Lastly, the defense noted that in 1998, Ksendzov told two Los Angeles police detectives that Rademaker said Kim was one of his hookers, that he had had sex with her before sending her on her final assignment. Kim's family vehemently denies that she was involved in the sex business.

The defense called Brad Leon to testify about the incident he described on "Unsolved Mysteries," but the prosecution argued that while Leon was well-intentioned, it was not related.

Rademaker did not take the witness stand. His parents didn't come to his defense. (Neighbors said the Rademakers had not been seen for weeks, and a phone message left with his sister was not returned.)

The jury of eight men and four women deliberated for almost four days.

The verdict: guilty. First-degree murder with a special circumstance of kidnapping. Rademaker was sentenced Tuesday - 14 years and one day after Kim was murdered - to life in prison without the possibility of parole.

Kim's family flew into Los Angeles the day after he was convicted. The next day, Feb. 17, the family sat in a cold and largely empty ninth-floor hallway at the downtown courthouse. That's where Robert Spector, Kim's younger brother, spent his 23rd birthday.

Her father wasn't there. Roberto Spector had lost touch with his daughter and son after he and Magaly divorced in 1989. Nobody told him about the trial.

"Was he convicted of killing her? Was he sentenced to die yet?" Spector asked in a phone interview. "I'll be really happy to hear that."

Family members waited three hours before Magaly was called to the witness stand during the trial's penalty phase. Over the following two hours, the family explained how the defendant's actions shattered their lives. Then they spent the three-day weekend holed up in The New Otani Hotel in Little Tokyo. And they waited.

After penalty-phase closing arguments Feb. 23, Magaly, her husband and her grandson traveled to the murder site. Riding shotgun heading up Highway 2, Nicholas commented on the natural beauty of the rugged mountains.

"But this is really out there," said Nick, now 15. "I'm definitely thinking this would be a good place to kill somebody."

He has grown up without a mom. The closest thing he has to memories of her come from the home videos he watches with Magaly when she picks him up for the weekend once a month.

"I can remember just, like, a car or something like that. A flash here and there," he said.

The Monte Cristo Campground is about 15 miles north of La Caada Flintridge. Kim's family and Detective Kerfoot stopped at the ranger station to connect with Detective Davis and two Forest Service officers, who led them into the scrub oak, chaparral and manzanita where Kim's remains were found scattered about, likely by an animal.

"This is the creek where he drowned her?" Magaly asked.

She bent down and laid six white roses and a framed photo of Kim on a rock above the water. Then she began to read her daughter's favorite poem, "Los Zapaticos de Rosa" by the Cuban intellectual Jose Marti, which she remembers Kim reciting when she was young.

It sounded like Magaly was crying out for Kim to return as she sobbed through the 64-line poem. She bent down to the shallow creek, which Davis said had been a "rolling river" when Kim was drowned, and washed her hands.
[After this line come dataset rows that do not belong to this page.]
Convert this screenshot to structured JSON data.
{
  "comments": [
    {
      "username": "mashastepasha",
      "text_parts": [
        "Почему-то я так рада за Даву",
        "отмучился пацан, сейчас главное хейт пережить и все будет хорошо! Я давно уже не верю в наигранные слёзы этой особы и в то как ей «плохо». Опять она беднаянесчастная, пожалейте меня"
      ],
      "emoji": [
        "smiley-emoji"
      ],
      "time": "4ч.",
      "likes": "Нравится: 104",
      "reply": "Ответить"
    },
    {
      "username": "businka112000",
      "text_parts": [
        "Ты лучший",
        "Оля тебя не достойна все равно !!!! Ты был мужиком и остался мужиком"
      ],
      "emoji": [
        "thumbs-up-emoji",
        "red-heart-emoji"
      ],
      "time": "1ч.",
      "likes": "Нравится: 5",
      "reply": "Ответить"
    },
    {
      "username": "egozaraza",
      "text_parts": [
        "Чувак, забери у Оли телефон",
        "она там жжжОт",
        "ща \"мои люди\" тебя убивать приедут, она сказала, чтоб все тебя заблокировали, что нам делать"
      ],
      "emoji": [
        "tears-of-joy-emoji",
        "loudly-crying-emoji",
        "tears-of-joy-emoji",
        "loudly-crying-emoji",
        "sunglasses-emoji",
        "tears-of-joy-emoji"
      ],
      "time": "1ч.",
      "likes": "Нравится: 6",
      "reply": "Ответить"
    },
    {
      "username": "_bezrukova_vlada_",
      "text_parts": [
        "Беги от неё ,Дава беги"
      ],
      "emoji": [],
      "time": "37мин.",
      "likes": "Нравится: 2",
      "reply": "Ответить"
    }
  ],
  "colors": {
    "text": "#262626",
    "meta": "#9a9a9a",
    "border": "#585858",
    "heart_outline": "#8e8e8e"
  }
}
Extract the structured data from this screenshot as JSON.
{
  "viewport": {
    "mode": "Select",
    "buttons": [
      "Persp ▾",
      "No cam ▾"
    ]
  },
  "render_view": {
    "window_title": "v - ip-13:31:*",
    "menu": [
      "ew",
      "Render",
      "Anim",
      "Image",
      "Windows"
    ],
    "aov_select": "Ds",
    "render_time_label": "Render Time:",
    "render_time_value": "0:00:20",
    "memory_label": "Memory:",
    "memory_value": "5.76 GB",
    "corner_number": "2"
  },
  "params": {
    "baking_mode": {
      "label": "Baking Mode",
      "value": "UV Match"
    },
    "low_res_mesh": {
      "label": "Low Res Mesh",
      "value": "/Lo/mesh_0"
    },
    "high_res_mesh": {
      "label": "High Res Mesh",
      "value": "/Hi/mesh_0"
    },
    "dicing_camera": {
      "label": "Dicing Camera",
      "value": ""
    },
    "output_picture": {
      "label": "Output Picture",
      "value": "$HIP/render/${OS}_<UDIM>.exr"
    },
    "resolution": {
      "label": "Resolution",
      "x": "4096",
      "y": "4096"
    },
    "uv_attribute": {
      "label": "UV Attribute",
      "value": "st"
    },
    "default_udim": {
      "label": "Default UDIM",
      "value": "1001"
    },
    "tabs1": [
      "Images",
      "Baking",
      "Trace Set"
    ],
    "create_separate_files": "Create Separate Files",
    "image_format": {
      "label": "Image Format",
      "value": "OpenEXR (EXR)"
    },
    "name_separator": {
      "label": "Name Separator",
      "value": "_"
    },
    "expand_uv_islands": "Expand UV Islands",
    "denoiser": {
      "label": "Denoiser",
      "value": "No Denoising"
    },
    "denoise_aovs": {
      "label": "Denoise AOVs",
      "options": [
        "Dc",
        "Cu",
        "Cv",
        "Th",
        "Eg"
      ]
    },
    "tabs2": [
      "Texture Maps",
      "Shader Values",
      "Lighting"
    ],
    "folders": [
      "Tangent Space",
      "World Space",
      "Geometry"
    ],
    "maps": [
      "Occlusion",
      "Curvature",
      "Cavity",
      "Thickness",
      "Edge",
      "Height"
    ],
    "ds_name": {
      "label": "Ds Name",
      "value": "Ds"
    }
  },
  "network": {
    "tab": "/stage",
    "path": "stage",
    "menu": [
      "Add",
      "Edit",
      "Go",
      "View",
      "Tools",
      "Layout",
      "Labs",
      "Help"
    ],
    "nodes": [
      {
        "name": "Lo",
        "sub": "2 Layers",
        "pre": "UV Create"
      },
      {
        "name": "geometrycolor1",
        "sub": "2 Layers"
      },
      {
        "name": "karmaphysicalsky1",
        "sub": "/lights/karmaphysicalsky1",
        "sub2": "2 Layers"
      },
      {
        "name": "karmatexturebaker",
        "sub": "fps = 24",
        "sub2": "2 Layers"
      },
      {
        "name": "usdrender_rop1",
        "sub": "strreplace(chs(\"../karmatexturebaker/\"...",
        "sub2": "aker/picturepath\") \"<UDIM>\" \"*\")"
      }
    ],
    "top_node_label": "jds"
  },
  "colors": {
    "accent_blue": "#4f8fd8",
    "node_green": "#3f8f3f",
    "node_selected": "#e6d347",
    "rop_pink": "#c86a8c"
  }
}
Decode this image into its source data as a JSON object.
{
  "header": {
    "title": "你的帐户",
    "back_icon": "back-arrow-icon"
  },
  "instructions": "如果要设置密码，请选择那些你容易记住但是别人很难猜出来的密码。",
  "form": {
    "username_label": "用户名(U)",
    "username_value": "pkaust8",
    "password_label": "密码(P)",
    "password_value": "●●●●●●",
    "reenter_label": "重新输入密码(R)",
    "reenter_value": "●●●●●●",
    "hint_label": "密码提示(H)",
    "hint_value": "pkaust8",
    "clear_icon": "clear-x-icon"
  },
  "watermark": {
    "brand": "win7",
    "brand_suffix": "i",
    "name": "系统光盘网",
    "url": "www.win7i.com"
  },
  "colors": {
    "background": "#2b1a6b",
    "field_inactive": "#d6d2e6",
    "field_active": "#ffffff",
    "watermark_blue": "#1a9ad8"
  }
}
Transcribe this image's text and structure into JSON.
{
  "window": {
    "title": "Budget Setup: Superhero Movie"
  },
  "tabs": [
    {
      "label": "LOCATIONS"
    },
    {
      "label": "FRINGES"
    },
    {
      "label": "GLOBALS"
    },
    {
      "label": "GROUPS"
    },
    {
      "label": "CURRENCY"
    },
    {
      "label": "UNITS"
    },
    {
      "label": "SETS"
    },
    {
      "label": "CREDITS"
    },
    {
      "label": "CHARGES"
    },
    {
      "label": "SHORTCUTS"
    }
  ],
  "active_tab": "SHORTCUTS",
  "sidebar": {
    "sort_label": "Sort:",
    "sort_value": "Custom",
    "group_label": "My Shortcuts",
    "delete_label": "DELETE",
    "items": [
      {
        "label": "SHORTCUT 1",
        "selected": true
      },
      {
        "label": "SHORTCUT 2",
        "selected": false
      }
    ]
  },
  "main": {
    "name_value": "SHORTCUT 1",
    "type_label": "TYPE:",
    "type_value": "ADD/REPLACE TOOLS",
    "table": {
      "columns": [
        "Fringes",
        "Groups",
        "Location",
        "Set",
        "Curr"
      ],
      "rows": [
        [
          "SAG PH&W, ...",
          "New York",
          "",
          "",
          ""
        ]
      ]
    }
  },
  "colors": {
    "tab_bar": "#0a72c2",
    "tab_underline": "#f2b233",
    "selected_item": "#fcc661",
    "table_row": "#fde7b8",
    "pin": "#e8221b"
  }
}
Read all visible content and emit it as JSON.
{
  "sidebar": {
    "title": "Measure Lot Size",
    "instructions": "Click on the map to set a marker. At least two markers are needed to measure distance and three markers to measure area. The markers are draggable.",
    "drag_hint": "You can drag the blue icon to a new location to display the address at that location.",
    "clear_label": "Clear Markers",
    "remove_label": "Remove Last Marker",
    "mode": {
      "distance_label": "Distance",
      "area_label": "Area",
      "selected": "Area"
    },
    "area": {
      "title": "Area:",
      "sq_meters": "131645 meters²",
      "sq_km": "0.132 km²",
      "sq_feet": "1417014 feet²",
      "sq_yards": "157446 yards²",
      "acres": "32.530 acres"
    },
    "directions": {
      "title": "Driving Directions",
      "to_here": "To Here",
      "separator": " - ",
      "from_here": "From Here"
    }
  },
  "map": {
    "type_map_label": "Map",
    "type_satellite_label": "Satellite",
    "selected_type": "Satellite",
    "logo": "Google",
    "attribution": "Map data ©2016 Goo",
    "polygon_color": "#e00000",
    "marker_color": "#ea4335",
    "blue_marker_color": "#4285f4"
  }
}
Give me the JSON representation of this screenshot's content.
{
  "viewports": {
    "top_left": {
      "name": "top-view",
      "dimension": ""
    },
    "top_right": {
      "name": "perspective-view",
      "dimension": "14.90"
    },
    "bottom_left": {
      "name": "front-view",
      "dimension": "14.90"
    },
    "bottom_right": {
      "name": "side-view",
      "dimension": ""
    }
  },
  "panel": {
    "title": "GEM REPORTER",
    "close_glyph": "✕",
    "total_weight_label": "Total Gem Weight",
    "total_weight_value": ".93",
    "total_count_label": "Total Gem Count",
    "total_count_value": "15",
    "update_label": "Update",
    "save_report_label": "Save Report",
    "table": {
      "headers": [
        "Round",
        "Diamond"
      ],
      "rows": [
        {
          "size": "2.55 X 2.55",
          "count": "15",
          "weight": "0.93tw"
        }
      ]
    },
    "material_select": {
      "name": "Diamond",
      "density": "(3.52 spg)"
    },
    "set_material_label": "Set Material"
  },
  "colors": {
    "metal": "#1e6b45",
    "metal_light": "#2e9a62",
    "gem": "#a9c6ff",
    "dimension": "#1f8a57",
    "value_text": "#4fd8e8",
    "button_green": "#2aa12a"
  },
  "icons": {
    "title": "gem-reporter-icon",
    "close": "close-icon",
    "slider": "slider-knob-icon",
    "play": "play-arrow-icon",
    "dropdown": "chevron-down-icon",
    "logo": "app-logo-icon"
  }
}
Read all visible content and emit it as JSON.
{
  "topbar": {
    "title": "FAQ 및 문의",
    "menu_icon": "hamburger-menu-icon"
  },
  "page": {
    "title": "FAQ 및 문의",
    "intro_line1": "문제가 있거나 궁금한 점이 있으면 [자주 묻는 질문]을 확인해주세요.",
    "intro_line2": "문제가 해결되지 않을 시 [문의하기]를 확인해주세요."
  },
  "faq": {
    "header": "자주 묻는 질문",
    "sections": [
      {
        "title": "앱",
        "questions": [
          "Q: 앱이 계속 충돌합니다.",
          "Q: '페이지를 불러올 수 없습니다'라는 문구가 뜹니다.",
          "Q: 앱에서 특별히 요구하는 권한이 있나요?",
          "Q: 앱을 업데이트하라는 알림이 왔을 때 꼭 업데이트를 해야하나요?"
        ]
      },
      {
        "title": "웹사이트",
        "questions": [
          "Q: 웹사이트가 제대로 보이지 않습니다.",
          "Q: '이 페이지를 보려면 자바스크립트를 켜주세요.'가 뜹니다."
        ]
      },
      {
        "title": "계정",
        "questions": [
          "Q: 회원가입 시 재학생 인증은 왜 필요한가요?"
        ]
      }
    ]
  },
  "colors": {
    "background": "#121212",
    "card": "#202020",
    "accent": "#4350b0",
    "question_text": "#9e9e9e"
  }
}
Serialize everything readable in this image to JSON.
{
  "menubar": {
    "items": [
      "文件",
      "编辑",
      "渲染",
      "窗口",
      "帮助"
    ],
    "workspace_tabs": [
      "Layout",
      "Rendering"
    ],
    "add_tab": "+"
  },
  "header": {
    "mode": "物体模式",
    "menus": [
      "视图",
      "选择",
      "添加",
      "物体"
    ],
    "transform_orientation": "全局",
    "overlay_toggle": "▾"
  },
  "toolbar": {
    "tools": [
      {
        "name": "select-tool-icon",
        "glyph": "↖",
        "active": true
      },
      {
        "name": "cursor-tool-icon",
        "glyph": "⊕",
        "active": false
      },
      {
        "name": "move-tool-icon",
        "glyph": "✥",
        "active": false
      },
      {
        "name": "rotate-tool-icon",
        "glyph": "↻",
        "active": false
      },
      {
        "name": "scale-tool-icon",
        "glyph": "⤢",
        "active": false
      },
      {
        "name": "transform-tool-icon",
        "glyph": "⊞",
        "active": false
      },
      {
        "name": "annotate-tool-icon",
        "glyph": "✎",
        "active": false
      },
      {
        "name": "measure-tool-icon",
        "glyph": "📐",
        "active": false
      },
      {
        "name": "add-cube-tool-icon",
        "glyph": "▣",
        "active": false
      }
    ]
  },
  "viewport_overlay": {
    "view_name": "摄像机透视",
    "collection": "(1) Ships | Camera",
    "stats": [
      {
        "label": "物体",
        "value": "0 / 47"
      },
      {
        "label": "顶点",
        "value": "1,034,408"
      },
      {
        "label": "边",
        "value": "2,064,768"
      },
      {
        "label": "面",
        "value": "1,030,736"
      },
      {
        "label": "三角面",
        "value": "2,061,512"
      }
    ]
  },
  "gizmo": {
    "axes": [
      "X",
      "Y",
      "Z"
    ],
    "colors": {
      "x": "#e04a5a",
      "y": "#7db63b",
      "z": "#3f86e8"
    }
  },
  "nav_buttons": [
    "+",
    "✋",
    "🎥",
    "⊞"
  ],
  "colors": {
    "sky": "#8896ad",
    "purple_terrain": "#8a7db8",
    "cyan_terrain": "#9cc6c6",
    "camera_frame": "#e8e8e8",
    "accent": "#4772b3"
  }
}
"Listen to that water running: It is her life," Magaly said.

"I know how she was born ... and now I know how she died. And I know her soul is around - she went back to nature."